SP Setia, Sime acquire Battersea power station for RM2 billion
Both companies told Bursa Malaysia in a statement today that they had signed an exclusivity agreement with the joint administrators and receivers Alan Bloom and Alan Hudson of Ernst & Young LLP.
"SP Setia and Sime Darby Property have today entered into an Exclusivity Agreement with the Joint Administrators and Receivers, on behalf of the owners of the Property, to acquire the site for £400 million or approximately RM2 billion.
"SP Setia and Sime Darby Property have a period of up to 28 days to conduct further due diligence and investigations as may be deemed necessary, and to negotiate the contract for the acquisition of the Property on terms and conditions acceptable to the parties. SP Setia and Sime Darby Property were advised by RREEF," it said, referring to the Deutsche Bank’s real estate arm.
The Malaysian Insider had previously reported that SP Setia had approached the Employees Provident Fund (EPF) to revive its takeover bid after its redevelopment plans for the power plant were rejected last year.
Property researchers CoStar had said in its report that state pension fund EPF is expected to join forces with SP Setia, Malaysia’s largest listed property developer by revenue, and RREEF to convert the iconic power plant into a mixed development worth close to RM7 billion.
But EPF told The Malaysian Insider "we are not bidding at all" for the 39-acre site just south of London's financial district.

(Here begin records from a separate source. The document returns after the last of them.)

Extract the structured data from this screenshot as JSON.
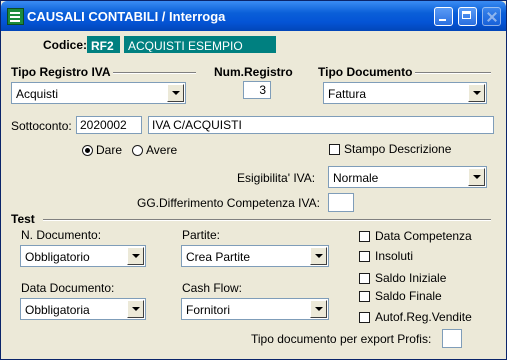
{
  "window": {
    "title": "CAUSALI CONTABILI / Interroga"
  },
  "codice": {
    "label": "Codice:",
    "code": "RF2",
    "description": "ACQUISTI ESEMPIO"
  },
  "tipo_registro": {
    "header": "Tipo Registro IVA",
    "value": "Acquisti"
  },
  "num_registro": {
    "header": "Num.Registro",
    "value": "3"
  },
  "tipo_documento": {
    "header": "Tipo Documento",
    "value": "Fattura"
  },
  "sottoconto": {
    "label": "Sottoconto:",
    "code": "2020002",
    "description": "IVA C/ACQUISTI"
  },
  "dare_avere": {
    "dare_label": "Dare",
    "avere_label": "Avere",
    "selected": "Dare"
  },
  "stampo_descrizione": {
    "label": "Stampo Descrizione",
    "checked": false
  },
  "esigibilita": {
    "label": "Esigibilita' IVA:",
    "value": "Normale"
  },
  "gg_differimento": {
    "label": "GG.Differimento Competenza IVA:",
    "value": ""
  },
  "test": {
    "header": "Test",
    "n_documento": {
      "label": "N. Documento:",
      "value": "Obbligatorio"
    },
    "partite": {
      "label": "Partite:",
      "value": "Crea Partite"
    },
    "data_documento": {
      "label": "Data Documento:",
      "value": "Obbligatoria"
    },
    "cash_flow": {
      "label": "Cash Flow:",
      "value": "Fornitori"
    },
    "checkboxes": {
      "data_competenza": {
        "label": "Data Competenza",
        "checked": false
      },
      "insoluti": {
        "label": "Insoluti",
        "checked": false
      },
      "saldo_iniziale": {
        "label": "Saldo Iniziale",
        "checked": false
      },
      "saldo_finale": {
        "label": "Saldo Finale",
        "checked": false
      },
      "autof_reg_vendite": {
        "label": "Autof.Reg.Vendite",
        "checked": false
      }
    },
    "tipo_doc_export": {
      "label": "Tipo documento per export Profis:",
      "value": ""
    }
  }
}
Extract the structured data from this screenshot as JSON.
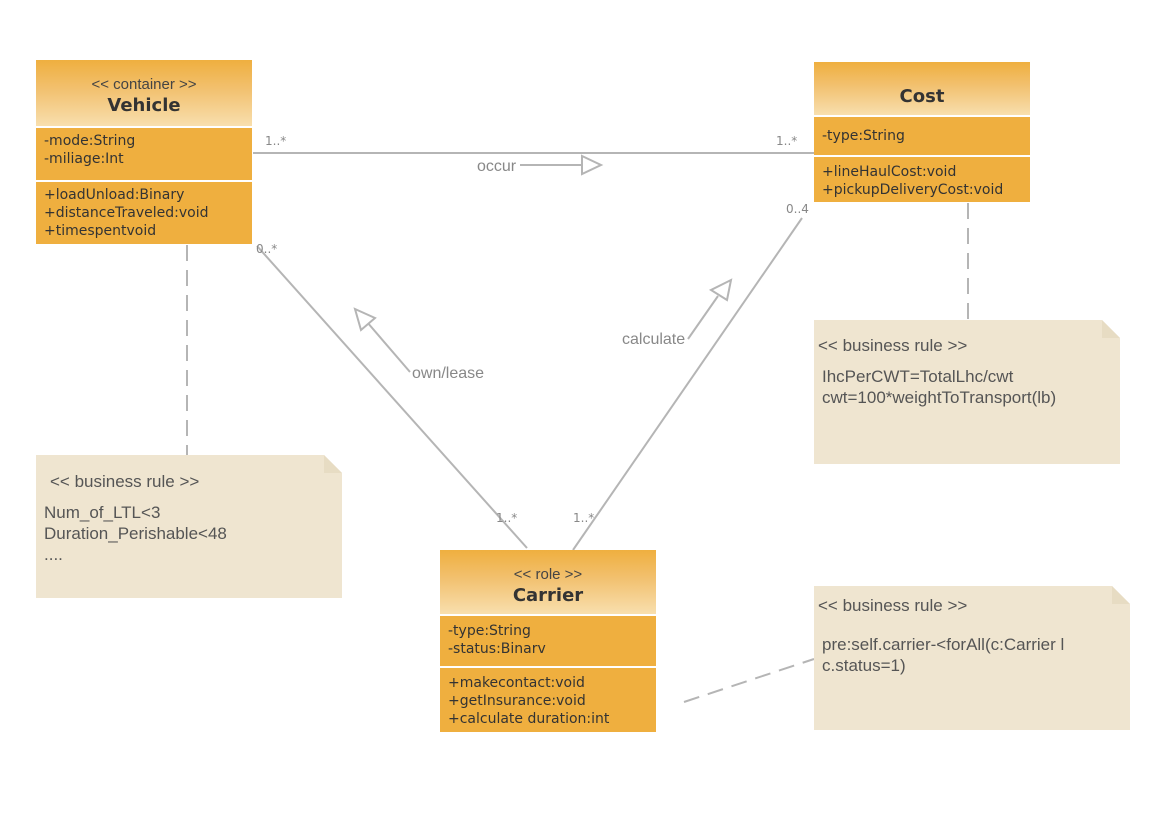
{
  "classes": {
    "vehicle": {
      "stereotype": "<< container >>",
      "name": "Vehicle",
      "attributes": [
        "-mode:String",
        "-miliage:Int"
      ],
      "operations": [
        "+loadUnload:Binary",
        "+distanceTraveled:void",
        "+timespentvoid"
      ]
    },
    "cost": {
      "stereotype": "",
      "name": "Cost",
      "attributes": [
        "-type:String"
      ],
      "operations": [
        "+lineHaulCost:void",
        "+pickupDeliveryCost:void"
      ]
    },
    "carrier": {
      "stereotype": "<< role >>",
      "name": "Carrier",
      "attributes": [
        "-type:String",
        "-status:Binarv"
      ],
      "operations": [
        "+makecontact:void",
        "+getInsurance:void",
        "+calculate duration:int"
      ]
    }
  },
  "notes": {
    "vehicle_rule": {
      "stereotype": "<< business rule >>",
      "lines": [
        "Num_of_LTL<3",
        "Duration_Perishable<48",
        "...."
      ]
    },
    "cost_rule": {
      "stereotype": "<< business rule >>",
      "lines": [
        "IhcPerCWT=TotalLhc/cwt",
        "cwt=100*weightToTransport(lb)"
      ]
    },
    "carrier_rule": {
      "stereotype": "<< business rule >>",
      "lines": [
        "pre:self.carrier-<forAll(c:Carrier l",
        "c.status=1)"
      ]
    }
  },
  "associations": {
    "occur": {
      "label": "occur",
      "source_mult": "1..*",
      "target_mult": "1..*"
    },
    "own_lease": {
      "label": "own/lease",
      "source_mult": "1..*",
      "target_mult": "0..*"
    },
    "calculate": {
      "label": "calculate",
      "source_mult": "1..*",
      "target_mult": "0..4"
    }
  },
  "colors": {
    "class_fill": "#efaf3f",
    "note_fill": "#efe5d0",
    "line": "#b5b5b5"
  }
}
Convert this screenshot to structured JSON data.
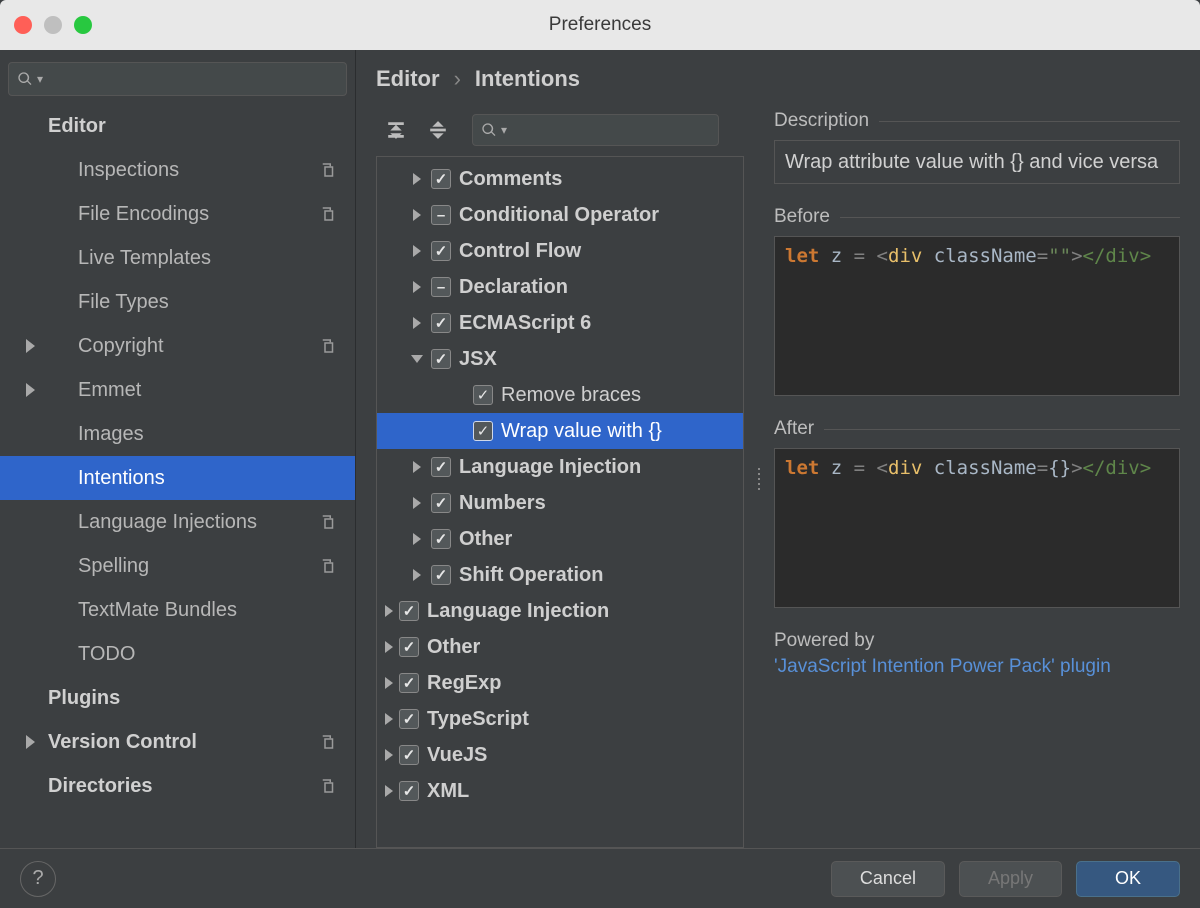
{
  "window": {
    "title": "Preferences"
  },
  "sidebar": {
    "items": [
      {
        "label": "Editor",
        "kind": "group",
        "expanded": false,
        "copy": false
      },
      {
        "label": "Inspections",
        "kind": "sub",
        "copy": true
      },
      {
        "label": "File Encodings",
        "kind": "sub",
        "copy": true
      },
      {
        "label": "Live Templates",
        "kind": "sub",
        "copy": false
      },
      {
        "label": "File Types",
        "kind": "sub",
        "copy": false
      },
      {
        "label": "Copyright",
        "kind": "sub",
        "arrow": true,
        "copy": true
      },
      {
        "label": "Emmet",
        "kind": "sub",
        "arrow": true,
        "copy": false
      },
      {
        "label": "Images",
        "kind": "sub",
        "copy": false
      },
      {
        "label": "Intentions",
        "kind": "sub",
        "copy": false,
        "selected": true
      },
      {
        "label": "Language Injections",
        "kind": "sub",
        "copy": true
      },
      {
        "label": "Spelling",
        "kind": "sub",
        "copy": true
      },
      {
        "label": "TextMate Bundles",
        "kind": "sub",
        "copy": false
      },
      {
        "label": "TODO",
        "kind": "sub",
        "copy": false
      },
      {
        "label": "Plugins",
        "kind": "group",
        "copy": false
      },
      {
        "label": "Version Control",
        "kind": "group",
        "arrow": true,
        "copy": true
      },
      {
        "label": "Directories",
        "kind": "group",
        "copy": true
      }
    ]
  },
  "breadcrumb": {
    "root": "Editor",
    "leaf": "Intentions"
  },
  "tree": {
    "nodes": [
      {
        "label": "Comments",
        "state": "checked",
        "depth": 1,
        "arrow": "right"
      },
      {
        "label": "Conditional Operator",
        "state": "mixed",
        "depth": 1,
        "arrow": "right"
      },
      {
        "label": "Control Flow",
        "state": "checked",
        "depth": 1,
        "arrow": "right"
      },
      {
        "label": "Declaration",
        "state": "mixed",
        "depth": 1,
        "arrow": "right"
      },
      {
        "label": "ECMAScript 6",
        "state": "checked",
        "depth": 1,
        "arrow": "right"
      },
      {
        "label": "JSX",
        "state": "checked",
        "depth": 1,
        "arrow": "down"
      },
      {
        "label": "Remove braces",
        "state": "checked",
        "depth": 2,
        "arrow": "none"
      },
      {
        "label": "Wrap value with {}",
        "state": "checked",
        "depth": 2,
        "arrow": "none",
        "selected": true
      },
      {
        "label": "Language Injection",
        "state": "checked",
        "depth": 1,
        "arrow": "right"
      },
      {
        "label": "Numbers",
        "state": "checked",
        "depth": 1,
        "arrow": "right"
      },
      {
        "label": "Other",
        "state": "checked",
        "depth": 1,
        "arrow": "right"
      },
      {
        "label": "Shift Operation",
        "state": "checked",
        "depth": 1,
        "arrow": "right"
      },
      {
        "label": "Language Injection",
        "state": "checked",
        "depth": 0,
        "arrow": "right"
      },
      {
        "label": "Other",
        "state": "checked",
        "depth": 0,
        "arrow": "right"
      },
      {
        "label": "RegExp",
        "state": "checked",
        "depth": 0,
        "arrow": "right"
      },
      {
        "label": "TypeScript",
        "state": "checked",
        "depth": 0,
        "arrow": "right"
      },
      {
        "label": "VueJS",
        "state": "checked",
        "depth": 0,
        "arrow": "right"
      },
      {
        "label": "XML",
        "state": "checked",
        "depth": 0,
        "arrow": "right"
      }
    ]
  },
  "detail": {
    "desc_label": "Description",
    "desc_text": "Wrap attribute value with {} and vice versa",
    "before_label": "Before",
    "after_label": "After",
    "powered_label": "Powered by",
    "plugin_link": "'JavaScript Intention Power Pack' plugin",
    "code_before": {
      "kw": "let",
      "var": " z ",
      "eq": "= ",
      "o1": "<",
      "tag": "div",
      "sp": " ",
      "attr": "className",
      "eq2": "=",
      "q": "\"\"",
      "o2": ">",
      "ctag": "</div>"
    },
    "code_after": {
      "kw": "let",
      "var": " z ",
      "eq": "= ",
      "o1": "<",
      "tag": "div",
      "sp": " ",
      "attr": "className",
      "eq2": "=",
      "q": "{}",
      "o2": ">",
      "ctag": "</div>"
    }
  },
  "buttons": {
    "cancel": "Cancel",
    "apply": "Apply",
    "ok": "OK"
  }
}
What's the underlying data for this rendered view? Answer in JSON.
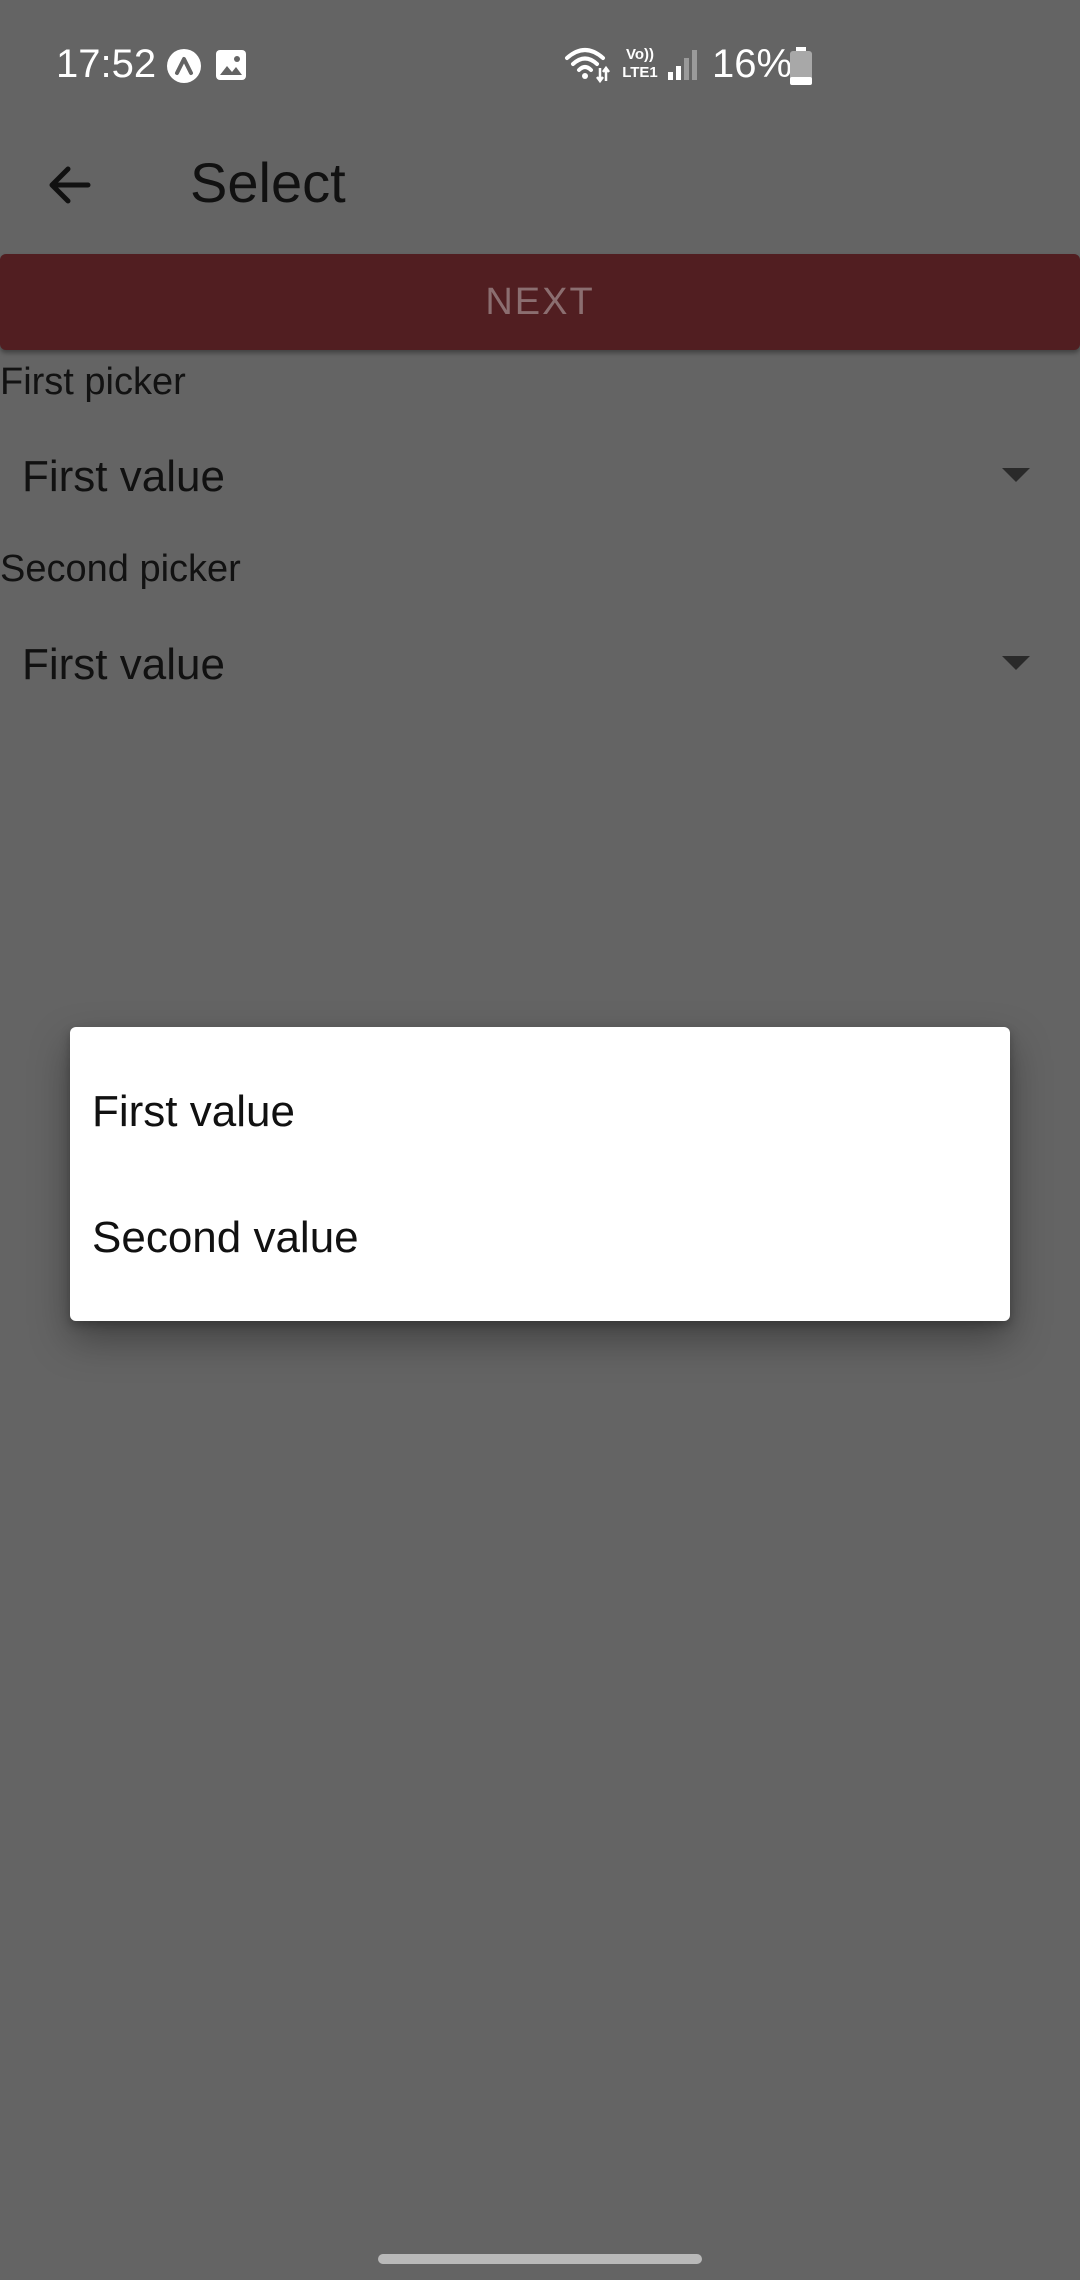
{
  "status_bar": {
    "time": "17:52",
    "battery_text": "16%",
    "icons": [
      "app-notification-icon",
      "image-notification-icon",
      "wifi-icon",
      "volte-icon",
      "signal-icon",
      "battery-icon"
    ],
    "volte_line1": "Vo))",
    "volte_line2": "LTE1"
  },
  "app_bar": {
    "back_icon": "arrow-left-icon",
    "title": "Select"
  },
  "next_button": {
    "label": "NEXT",
    "background": "#511e21"
  },
  "pickers": [
    {
      "label": "First picker",
      "value": "First value"
    },
    {
      "label": "Second picker",
      "value": "First value"
    }
  ],
  "dropdown": {
    "options": [
      "First value",
      "Second value"
    ]
  },
  "colors": {
    "scrim_background": "#646464",
    "dialog_background": "#ffffff"
  }
}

"We were approached by parties bidding for the Battersea plant but we have made no commitment," its public relations general manager Nik Affendi Jaafar said, but refused to say who had approached the fund which controls assets worth close to RM500 billion.
Bloomberg and the Financial Times had also previously reported that EPF had beat out top-flight football club Chelsea FC for the highly-sought after asset in the British capital.
Chelsea’s Russian owner Roman Abramovich who tabled a bid that would have led to the power station being turned into a 60,000-seat stadium for his club that recently became champions of Europe.
Other bidders included haj pilgrims fund Tabung Haji, which had announced in April that RM1 billion has been set aside.
The power station, built in the 1930s, was shuttered in 1983 and has featured heavily in UK pop culture, appearing on album artwork for bands such as The Beatles and Pink Floyd.
Despite being the subject of several failed takeover bids, including plans to turn it into a theme park, concert venue and an office development, its prospects took a nosedive in the recent financial meltdown and Treasury Holdings was forced to hand it over after lenders lost faith that it could find a buyer.
But it recently became a highly sought after asset as investors fought over land in and around one of the world’s top financial centres with Malaysian state investment funds dedicating at least RM10 billion to buying up property in London.
In their statement to the Malaysia's main bourse, SP Setia and Sime Darby Property said they planned to develop the coveted property into a "sustainable multi-use real estate regeneration project that will provide economic impetus for the creation of a new vibrant centre for south-west central London".
They added that they will preserve the facade of the historical power plant with its iconic chimney stacks.
The companies said they have also committed to building new underground station as part of the proposed extension of the Northern Line (part of the London Underground’s Tube network) which is to pass by the power plant's site.